Australian Customs has signed a $7.5M contract with Cybertrust after selecting the security vendor to manage and secure its internet and gateway environments for a further three years.
Successfully winning the bid for the Tender released May 2006, Cybertrust will manage and secure access to and from other government agencies along with its internet, email and Customs Connect Facility (CCF) the communications gateway for all electronic business transactions.
Furthermore, Cybertrust claims it will monitor, design and ensure disaster recovery around the gateway and business continuity as well as keeping the gateway secure.
Customs chief information officer Murray Harrison said Cybertrust was the successful tender because of its industry experience.
"[Cybertrust] demonstrated capacity to implement and support Customs internet and secure gateway environments," said Harrison.
Cybertrust has conducted this role for five years and has a proven track record.
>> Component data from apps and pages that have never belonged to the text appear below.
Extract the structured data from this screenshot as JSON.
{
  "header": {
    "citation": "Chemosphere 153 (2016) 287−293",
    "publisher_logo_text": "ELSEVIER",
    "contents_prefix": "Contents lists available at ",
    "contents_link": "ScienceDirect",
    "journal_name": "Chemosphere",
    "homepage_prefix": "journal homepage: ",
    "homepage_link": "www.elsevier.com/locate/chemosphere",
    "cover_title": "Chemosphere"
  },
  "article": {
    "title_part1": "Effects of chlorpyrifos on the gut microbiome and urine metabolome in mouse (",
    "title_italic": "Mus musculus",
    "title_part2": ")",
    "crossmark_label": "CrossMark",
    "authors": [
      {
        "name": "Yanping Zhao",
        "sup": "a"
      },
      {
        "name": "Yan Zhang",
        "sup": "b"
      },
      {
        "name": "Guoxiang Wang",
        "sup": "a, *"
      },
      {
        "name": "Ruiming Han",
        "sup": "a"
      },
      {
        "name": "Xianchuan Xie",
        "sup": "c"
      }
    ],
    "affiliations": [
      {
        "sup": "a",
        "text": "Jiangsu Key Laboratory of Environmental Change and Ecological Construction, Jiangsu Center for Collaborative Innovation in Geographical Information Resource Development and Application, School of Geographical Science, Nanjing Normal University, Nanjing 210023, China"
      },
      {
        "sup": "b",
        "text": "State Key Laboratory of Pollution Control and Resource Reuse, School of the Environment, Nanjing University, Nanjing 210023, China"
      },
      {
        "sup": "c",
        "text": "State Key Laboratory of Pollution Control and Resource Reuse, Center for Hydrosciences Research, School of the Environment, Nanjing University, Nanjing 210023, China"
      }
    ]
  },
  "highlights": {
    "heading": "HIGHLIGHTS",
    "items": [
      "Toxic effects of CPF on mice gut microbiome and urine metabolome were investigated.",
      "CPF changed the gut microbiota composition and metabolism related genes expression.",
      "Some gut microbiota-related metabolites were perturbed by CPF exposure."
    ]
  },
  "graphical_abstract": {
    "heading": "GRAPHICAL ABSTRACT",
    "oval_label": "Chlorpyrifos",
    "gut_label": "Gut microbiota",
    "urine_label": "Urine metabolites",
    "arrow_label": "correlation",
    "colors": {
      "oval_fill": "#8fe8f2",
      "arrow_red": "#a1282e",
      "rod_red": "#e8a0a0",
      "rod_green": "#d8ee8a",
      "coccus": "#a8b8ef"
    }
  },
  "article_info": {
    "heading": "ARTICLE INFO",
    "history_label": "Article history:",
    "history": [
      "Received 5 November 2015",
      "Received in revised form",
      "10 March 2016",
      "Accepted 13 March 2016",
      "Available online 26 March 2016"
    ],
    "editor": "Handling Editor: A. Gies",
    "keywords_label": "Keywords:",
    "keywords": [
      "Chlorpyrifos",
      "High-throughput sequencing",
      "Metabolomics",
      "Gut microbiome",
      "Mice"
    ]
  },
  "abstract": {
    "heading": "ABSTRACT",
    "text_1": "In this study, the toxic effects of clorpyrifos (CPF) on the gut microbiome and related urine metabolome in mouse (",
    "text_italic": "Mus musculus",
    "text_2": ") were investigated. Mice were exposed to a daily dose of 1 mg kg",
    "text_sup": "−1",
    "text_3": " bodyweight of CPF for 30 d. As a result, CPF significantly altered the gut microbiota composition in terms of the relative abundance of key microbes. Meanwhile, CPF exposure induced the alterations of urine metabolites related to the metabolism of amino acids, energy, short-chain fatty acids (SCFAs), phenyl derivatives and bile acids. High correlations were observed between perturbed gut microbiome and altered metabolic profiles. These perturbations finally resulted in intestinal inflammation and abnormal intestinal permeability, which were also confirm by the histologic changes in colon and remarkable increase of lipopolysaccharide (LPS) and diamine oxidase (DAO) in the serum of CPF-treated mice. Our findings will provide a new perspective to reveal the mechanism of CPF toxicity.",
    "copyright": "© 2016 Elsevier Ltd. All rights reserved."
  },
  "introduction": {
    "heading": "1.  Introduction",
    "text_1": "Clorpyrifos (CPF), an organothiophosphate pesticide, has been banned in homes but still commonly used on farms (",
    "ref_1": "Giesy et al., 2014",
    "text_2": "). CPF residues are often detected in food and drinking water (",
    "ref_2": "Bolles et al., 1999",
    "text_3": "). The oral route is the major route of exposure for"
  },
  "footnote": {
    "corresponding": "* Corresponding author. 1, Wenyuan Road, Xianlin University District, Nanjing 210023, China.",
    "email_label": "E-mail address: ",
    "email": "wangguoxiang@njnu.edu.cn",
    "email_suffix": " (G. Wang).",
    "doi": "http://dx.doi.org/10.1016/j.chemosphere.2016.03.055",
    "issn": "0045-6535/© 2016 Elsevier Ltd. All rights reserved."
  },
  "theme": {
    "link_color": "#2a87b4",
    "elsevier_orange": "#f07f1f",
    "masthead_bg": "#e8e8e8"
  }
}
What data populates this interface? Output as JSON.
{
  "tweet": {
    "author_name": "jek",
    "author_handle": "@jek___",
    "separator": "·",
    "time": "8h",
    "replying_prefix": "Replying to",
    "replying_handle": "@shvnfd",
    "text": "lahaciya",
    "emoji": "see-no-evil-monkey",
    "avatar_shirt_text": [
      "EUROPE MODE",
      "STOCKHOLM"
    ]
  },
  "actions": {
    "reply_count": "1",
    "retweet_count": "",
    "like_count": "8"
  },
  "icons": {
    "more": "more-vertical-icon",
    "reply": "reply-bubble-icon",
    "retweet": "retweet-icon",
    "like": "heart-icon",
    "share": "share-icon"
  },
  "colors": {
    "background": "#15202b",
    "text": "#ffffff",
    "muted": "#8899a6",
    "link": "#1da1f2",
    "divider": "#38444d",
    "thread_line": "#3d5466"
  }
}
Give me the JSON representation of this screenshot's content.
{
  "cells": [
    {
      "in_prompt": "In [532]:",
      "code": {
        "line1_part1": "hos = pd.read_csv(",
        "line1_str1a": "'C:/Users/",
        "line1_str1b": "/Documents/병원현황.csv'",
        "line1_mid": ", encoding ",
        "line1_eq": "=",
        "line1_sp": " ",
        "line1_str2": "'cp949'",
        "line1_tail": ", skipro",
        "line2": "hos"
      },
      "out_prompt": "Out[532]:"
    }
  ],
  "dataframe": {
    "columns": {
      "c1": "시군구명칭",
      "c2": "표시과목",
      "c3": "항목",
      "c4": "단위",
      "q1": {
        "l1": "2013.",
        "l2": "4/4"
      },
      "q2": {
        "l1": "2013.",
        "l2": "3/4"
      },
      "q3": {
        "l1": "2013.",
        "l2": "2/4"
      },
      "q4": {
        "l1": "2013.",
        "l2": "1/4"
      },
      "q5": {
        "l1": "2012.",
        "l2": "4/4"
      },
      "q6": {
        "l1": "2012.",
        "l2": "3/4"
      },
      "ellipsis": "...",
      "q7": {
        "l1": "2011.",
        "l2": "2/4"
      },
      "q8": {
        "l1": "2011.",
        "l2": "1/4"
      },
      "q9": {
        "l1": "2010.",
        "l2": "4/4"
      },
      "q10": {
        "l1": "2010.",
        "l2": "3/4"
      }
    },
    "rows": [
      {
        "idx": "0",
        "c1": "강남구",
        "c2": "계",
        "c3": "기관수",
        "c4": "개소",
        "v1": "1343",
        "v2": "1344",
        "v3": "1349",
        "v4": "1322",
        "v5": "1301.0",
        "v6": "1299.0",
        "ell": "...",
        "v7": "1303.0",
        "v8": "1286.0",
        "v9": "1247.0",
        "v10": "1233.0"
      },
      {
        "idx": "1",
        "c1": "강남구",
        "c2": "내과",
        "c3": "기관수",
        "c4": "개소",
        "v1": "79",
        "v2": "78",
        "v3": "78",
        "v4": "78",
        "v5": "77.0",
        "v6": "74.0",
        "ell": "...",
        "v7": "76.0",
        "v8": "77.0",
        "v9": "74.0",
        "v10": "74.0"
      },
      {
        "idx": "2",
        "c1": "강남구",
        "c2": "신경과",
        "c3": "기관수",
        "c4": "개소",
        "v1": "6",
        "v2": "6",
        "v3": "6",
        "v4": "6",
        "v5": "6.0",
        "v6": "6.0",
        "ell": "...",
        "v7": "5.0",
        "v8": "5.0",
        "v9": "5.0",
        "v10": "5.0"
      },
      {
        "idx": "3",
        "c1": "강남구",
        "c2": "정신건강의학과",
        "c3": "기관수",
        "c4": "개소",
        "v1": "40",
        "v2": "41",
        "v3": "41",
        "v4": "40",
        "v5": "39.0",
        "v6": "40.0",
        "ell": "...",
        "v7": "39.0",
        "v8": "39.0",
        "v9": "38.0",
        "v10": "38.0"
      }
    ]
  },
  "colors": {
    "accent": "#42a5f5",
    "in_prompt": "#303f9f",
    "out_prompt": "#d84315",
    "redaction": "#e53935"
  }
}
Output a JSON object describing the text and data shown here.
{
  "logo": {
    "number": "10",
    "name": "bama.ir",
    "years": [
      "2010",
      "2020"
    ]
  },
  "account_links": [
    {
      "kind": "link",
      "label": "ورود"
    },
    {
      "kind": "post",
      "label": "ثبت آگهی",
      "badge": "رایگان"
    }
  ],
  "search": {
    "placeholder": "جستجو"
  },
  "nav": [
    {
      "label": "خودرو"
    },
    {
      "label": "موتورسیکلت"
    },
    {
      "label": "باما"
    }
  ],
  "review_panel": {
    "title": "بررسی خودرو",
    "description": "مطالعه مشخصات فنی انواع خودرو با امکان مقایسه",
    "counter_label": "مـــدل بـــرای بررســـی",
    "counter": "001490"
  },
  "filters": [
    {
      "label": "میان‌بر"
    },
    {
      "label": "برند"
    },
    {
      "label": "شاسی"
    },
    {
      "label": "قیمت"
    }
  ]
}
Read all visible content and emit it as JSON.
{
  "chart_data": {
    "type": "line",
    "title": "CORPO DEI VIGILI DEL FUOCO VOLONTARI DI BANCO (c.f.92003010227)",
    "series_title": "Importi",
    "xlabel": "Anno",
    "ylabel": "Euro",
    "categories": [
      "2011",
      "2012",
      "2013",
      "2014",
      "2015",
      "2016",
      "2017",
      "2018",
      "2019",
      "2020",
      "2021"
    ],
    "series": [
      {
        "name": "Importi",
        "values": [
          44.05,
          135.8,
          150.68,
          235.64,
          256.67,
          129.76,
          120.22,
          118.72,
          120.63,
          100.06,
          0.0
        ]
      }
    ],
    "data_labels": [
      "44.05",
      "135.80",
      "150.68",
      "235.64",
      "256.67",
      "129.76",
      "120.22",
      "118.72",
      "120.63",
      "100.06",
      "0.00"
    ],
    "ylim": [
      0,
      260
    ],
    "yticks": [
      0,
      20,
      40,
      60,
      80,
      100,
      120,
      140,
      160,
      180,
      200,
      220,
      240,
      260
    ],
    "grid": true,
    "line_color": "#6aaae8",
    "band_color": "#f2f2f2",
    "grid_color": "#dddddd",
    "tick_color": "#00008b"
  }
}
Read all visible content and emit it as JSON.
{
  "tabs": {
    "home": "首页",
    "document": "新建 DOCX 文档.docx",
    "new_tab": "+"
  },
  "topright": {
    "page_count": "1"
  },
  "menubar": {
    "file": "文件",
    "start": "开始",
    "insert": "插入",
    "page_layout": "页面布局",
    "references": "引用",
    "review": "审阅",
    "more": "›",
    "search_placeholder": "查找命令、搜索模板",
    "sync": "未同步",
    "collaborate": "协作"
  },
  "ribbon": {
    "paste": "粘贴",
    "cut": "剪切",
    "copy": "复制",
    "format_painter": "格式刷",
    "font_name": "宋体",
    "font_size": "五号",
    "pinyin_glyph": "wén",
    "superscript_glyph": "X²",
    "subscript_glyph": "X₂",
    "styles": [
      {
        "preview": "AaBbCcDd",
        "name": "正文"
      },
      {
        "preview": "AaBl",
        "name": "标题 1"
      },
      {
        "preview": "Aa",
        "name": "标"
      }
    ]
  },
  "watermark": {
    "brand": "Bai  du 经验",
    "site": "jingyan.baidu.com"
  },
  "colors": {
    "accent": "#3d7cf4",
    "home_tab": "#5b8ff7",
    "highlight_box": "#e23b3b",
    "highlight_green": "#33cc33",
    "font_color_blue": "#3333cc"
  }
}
But it still had to take part in a gruelling and competitive tender process, said John Karabin general manager, Government Business at Cybertrust.
“The lines between security and business continuity are blurring. Organisations like customs have increasingly put their businesses online and ensuring protection and continuity is no longer a smallish issue, said Karabin.
Cybertrust’s Asia Pacific senior vice president and general manager Paul O’Rourke said: “Customs is one of Australia’s frontline government agencies and must be able to offer its clients, employees and other key stakeholders the most robust security,”
Customs signs $7.5M deal with Cybertrust
By Negar Salek on Jun 15, 2007 10:59AM